Shakespeare's Catholic context was the most important literary discovery of the last century. No biography of the Bard is now complete without chapters on the paranoia and persecution in which he was educated, or the treason which engulfed his family. Whether to suffer outrageous fortune or take up arms in suicidal resistance was, as Hamlet says, 'the question' that fired Shakespeare's stage. In 'Secret Shakespeare' Richard Wilson asks why the dramatist remained so enigmatic about his own beliefs, and so silent on the atrocities he survived.
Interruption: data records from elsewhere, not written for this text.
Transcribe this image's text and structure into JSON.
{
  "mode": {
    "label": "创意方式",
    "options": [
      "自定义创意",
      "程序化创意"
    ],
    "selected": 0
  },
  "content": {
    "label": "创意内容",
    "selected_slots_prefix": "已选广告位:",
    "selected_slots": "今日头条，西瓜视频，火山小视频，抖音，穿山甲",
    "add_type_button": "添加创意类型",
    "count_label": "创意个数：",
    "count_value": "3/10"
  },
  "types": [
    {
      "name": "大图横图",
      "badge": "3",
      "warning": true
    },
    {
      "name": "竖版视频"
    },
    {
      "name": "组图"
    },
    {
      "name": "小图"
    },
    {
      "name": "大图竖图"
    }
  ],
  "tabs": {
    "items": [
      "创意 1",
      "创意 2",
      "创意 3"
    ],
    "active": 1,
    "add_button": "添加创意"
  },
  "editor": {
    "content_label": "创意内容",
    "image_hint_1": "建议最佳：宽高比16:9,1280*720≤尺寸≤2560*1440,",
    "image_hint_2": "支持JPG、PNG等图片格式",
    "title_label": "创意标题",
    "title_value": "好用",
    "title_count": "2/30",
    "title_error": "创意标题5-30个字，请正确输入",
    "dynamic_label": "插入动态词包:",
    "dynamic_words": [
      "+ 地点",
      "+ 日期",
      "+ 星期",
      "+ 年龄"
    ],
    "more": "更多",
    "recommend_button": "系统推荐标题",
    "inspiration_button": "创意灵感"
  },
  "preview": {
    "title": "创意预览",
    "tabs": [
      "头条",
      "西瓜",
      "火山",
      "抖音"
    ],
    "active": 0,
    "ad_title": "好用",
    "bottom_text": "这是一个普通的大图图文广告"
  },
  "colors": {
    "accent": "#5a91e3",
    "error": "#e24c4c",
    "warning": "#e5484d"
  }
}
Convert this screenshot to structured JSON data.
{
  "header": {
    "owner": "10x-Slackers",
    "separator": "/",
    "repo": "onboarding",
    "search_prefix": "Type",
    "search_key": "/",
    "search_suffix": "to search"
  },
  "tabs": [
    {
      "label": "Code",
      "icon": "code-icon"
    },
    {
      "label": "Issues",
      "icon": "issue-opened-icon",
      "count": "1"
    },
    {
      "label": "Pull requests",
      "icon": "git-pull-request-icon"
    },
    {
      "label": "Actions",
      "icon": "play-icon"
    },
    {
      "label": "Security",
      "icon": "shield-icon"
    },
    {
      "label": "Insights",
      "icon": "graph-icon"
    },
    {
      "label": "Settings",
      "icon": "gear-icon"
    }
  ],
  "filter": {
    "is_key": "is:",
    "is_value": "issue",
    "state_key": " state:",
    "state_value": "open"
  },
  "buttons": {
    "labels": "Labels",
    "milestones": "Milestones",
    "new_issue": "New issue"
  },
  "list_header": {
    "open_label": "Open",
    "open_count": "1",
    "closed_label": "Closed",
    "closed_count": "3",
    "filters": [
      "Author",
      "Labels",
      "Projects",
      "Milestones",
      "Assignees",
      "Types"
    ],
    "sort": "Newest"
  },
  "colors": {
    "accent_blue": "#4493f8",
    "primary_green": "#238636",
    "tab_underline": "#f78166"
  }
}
Shakespeare constructed a drama not of discovery, like his rivals, but of darkness, deferral, evasion and disguise, where, for all his hopes of a 'golden time' of future toleration, 'What's to come' is always unsure. Whether or not 'He died a papist', it is because we can never 'pluck out the heart' of his mystery that Shakespeare's plays retain their unique potential to resist.
This is a fascinating work, which will be essential reading for all scholars of Shakespeare and Renaissance studies.